"Reverend Sir,

"It is now, as I guess, between eleven and twelve years since Dr. Tindal expressed himself to me at All-souls-college in such a manner as I related to Mr. F concerning religion. At which I was the less surprised, because I knew at that time both his own inclination, and what sort of company he frequented when at London, which was usually a great part of the year: but not foreseeing then any occasion there might be for my remembering all that 1 was then said about that matter, I took no care to charge my memory with it. However, it could not be much, having passed in our walking but a very few turns in the college quadrangle just before dinner, where I then unexpectedly met with the doctor, newly returned after a pretty long absence from the college. What occasion the doctor took for so declaring himself, whether the mention of some book or pamphlet then newly come forth, or somewhat else, I am not able at this distance to recollect: but the substance and effect of what he said I do very clearly and distinctly remember to have bee$, that there neither is nor can be any revealed religion; that God has given man reason for his guide; that this guide is sufficient for man’s directions without revelation; and that therefore, since God does nothing in vain, there can be no such thing as revelation: to which he added, that he made no doubt but that within such a number of years as he then mentioned, and I do not now distinctly remember, all men of sense would settle in natural religion.

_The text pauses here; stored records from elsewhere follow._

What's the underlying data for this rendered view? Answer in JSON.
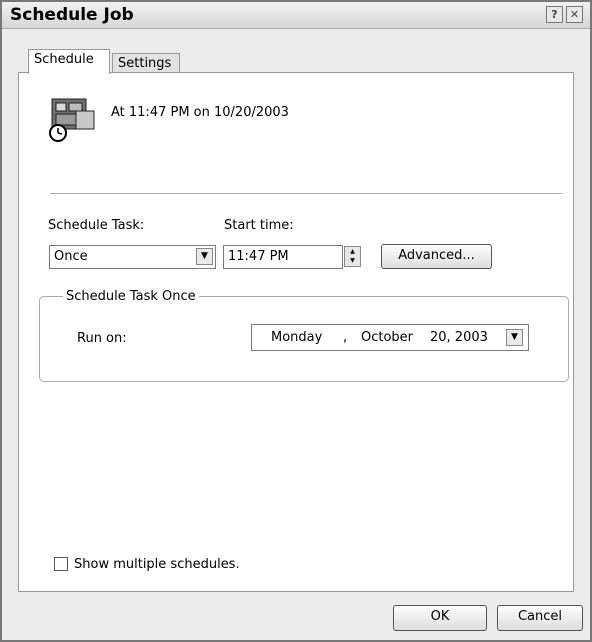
{
  "window": {
    "title": "Schedule Job"
  },
  "titlebar_buttons": {
    "help": "?",
    "close": "✕"
  },
  "tabs": [
    {
      "label": "Schedule"
    },
    {
      "label": "Settings"
    }
  ],
  "summary": {
    "text": "At 11:47 PM on 10/20/2003"
  },
  "schedule_task": {
    "label": "Schedule Task:",
    "value": "Once"
  },
  "start_time": {
    "label": "Start time:",
    "value": "11:47 PM"
  },
  "advanced_button": {
    "label": "Advanced..."
  },
  "group": {
    "legend": "Schedule Task Once",
    "run_on_label": "Run on:",
    "date": {
      "weekday": "Monday",
      "sep": ",",
      "month": "October",
      "day_year": "20, 2003"
    }
  },
  "show_multiple": {
    "label": "Show multiple schedules."
  },
  "footer": {
    "ok": "OK",
    "cancel": "Cancel"
  },
  "colors": {
    "window_bg": "#ececec",
    "panel_bg": "#ffffff",
    "border": "#777777"
  },
  "icons": {
    "task": "scheduled-task-icon",
    "dropdown": "chevron-down-icon"
  }
}
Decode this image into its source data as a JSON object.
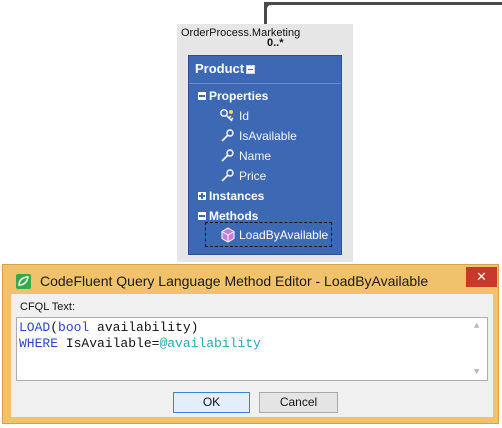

Thus much I do so perfectly remember, that I can attest it, riot with my hand only, as I now do, but upon my oath likewise, if required; which yet I should not so forwardly offer against a person, who, for aught I know, never did any personal injury, were I not convinced of the need there is of it, in respect to some weak persons, who, having entertained too | favourable an opinion of the doctor and his principles, are upon that account the more apt to be misled by him.

"I am, Reverend Sir,

"Your most humble servant,

Jonas Proast.

He died in London, August 16, 1733, fellow of All Souls college, and it appears that the faculties of his mind wore well; for, although he was about seventy-three when he published his “Christianity as old as the Creation,” yet he left a second volume of that work in manuscript, by way of general reply to all his answerers, the publication of which was prevented by Gibson bishop of London. He was, indisputably, a man of great reasoning powers and much learning, but had all the trick and disingenuousness of writers on his side of the question.

He was interred in Clerkenwell church, and was followed, among others, by Eustace Budgell, who is thought to have forged his will, and thus defrauded his nephew, the subject of our next article. 1


Biog. Brit.—Gen. Dict.—Swift’s Works.—Bowles’s edition of Pope.—Leland’s Deistical writers.